The U.S.-sponsored Colombian army shares intelligence with the AUC, the better to help the paramilitaries draw up death lists. Often, the army will usher the AUC through roadblocks and seal off a village just long enough for the death squad to dismember with chain saws community activists, human rights investigators, labor leaders and others suspected merely of sympathizing with the political program of leftist guerrillas.
The Colombian army’s praises are sung by everyone from Secretary of State Colin Powell (see, Colombia’s Right-Wing Terror Campaign Easy to Shut Down–If Only the U.S. Had the Will) to Senator Bob Graham (see, Colombia-aid Supporters Use Lies, Evasions and Distortions) to 60 Minutes correspondent Mike Wallace (see, Colombia, 60 Minutes and The Year of Improving Significantly). Yes, the administration has prominent Democrats and “liberal” journalists on this pro-terror team. These highly sophisticated propagandists are quick to denounce the death squads’ depredations, but all pretend that the army is the AUC’s nemesis rather than its protector. Thus, their “solution” is to continue to ply the army with aid so they’ll be more effective in crushing the AUC. Guess what? The more aid we provide, the stronger the AUC grows.
Maybe, just maybe, the stated goal isn’t the real goal. If it were, policy makers long ago would have reassessed the situation and put real pressure, not the phony stuff, on the Colombian generals and their front man, President Andres Pastrana. Surely, the last thing policy makers would do is lobby against human-rights conditions or accept cosmetic changes at face value and cynically trumpet them to sell Congress and the media on massive aid to the terror-facilitating army.
But most of our media and Congress do take at face value the pronouncements of Pastrana and his generals, not knowing or caring that their credibility is nil. The latest report from Human Rights Watch, The ‘Sixth Division’: Military-Paramilitary Ties and U.S. Policy in Colombia, contrasts the words of Pastrana and the generals with their deeds. One international observer hit the nail on the head: “The military is playing a double game. While it aggressively pursues a public relations campaign to clean up its image, on the ground it continues to strongly support paramilitary groups.” Nothing could be more obvious–unless your name is Mike Wallace. Even more pathetic than Wallace is the Columbia Journalism Review. This sorry excuse for a media “watchdog” devotes an article in the September/October issue, not to scrutinizing Colombia’s PR operation, but to uncritically lauding it.

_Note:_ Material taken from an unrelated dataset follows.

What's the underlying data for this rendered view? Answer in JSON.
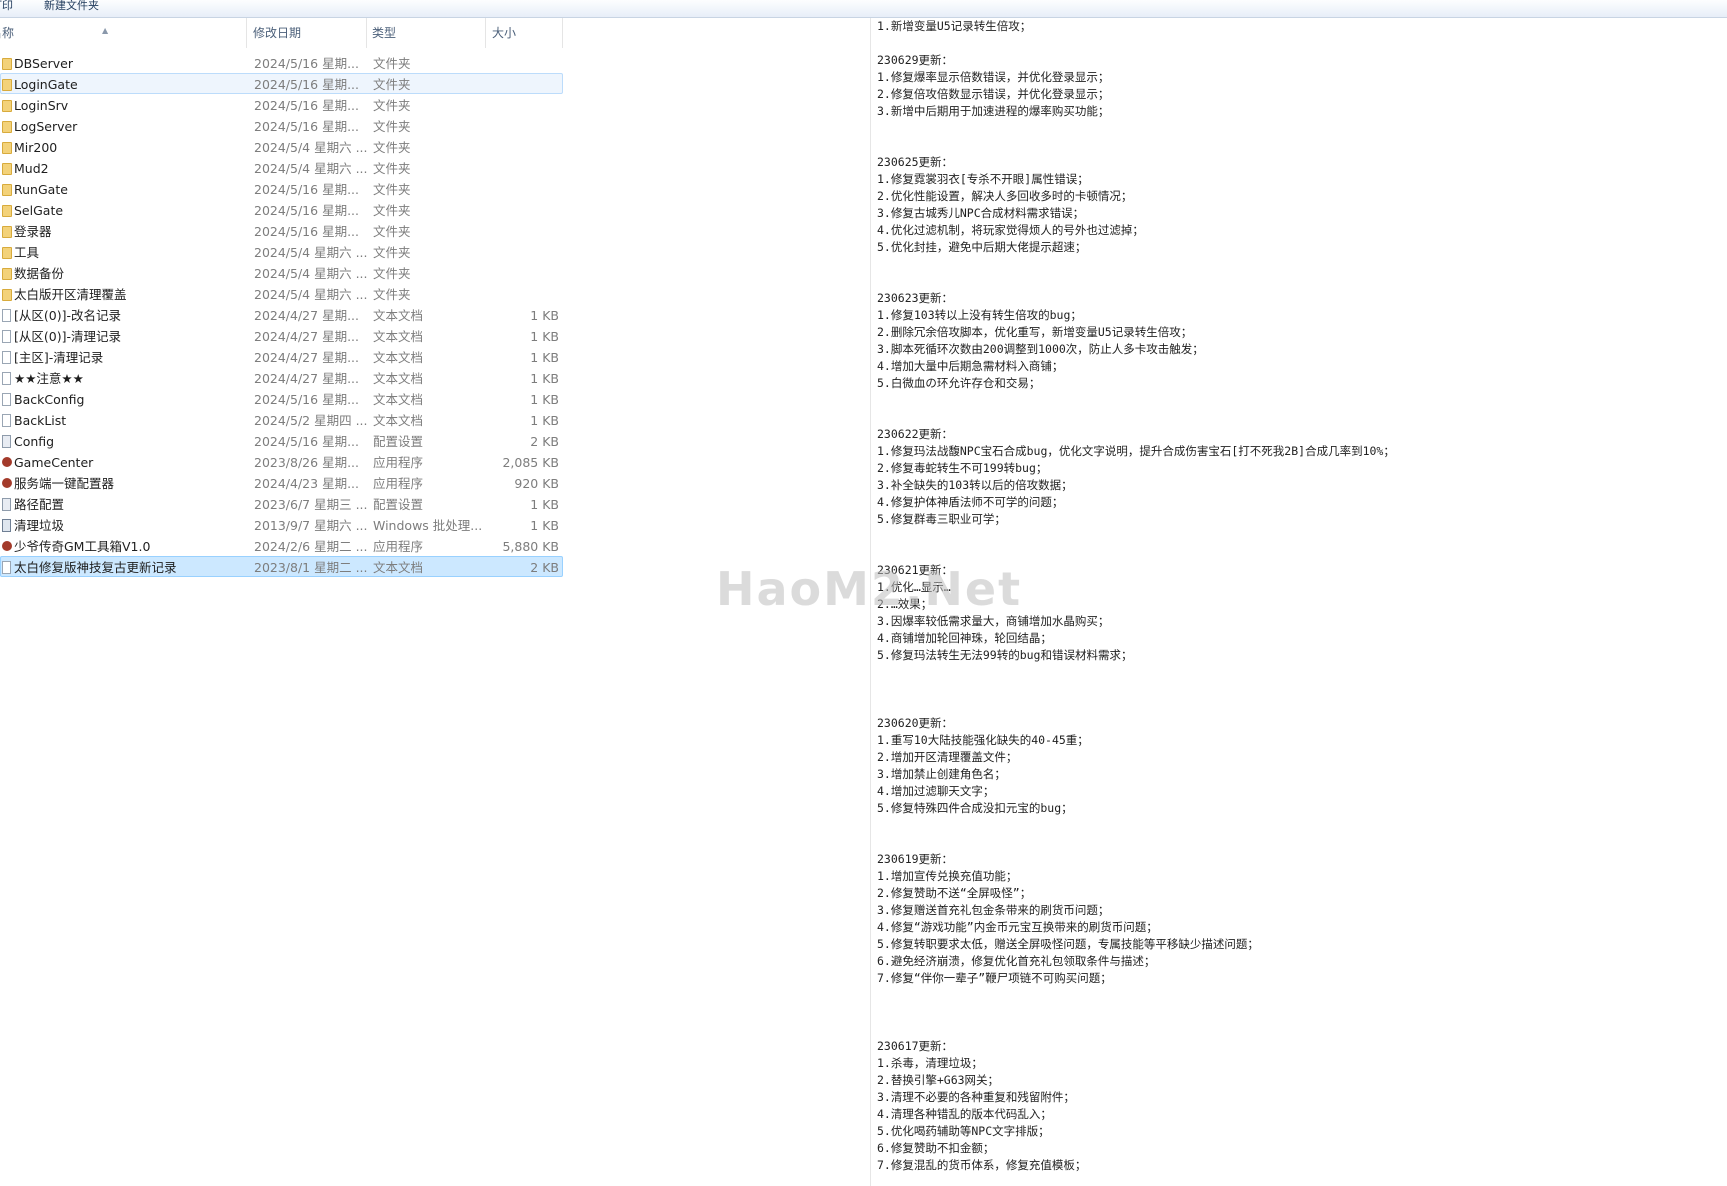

Today, savvy pro-terror propagandists in the Bush administration –Negroponte, Reich (if the Senate ever approves him) and Iran-contra perjurer Elliott Abrams (now assisting Condoleeza Rice)–must become anti-terror propagandists. It won’t be an easy transformation, but if President Bush didn’t think they could make it, he never would have sought their services. I mean, c’mon, can you think of any other reason he’d want them in his “anti-terror” administration?
This article originally appeared in Colombia Report, an online journal that was published by the Information Network of the Americas (INOTA).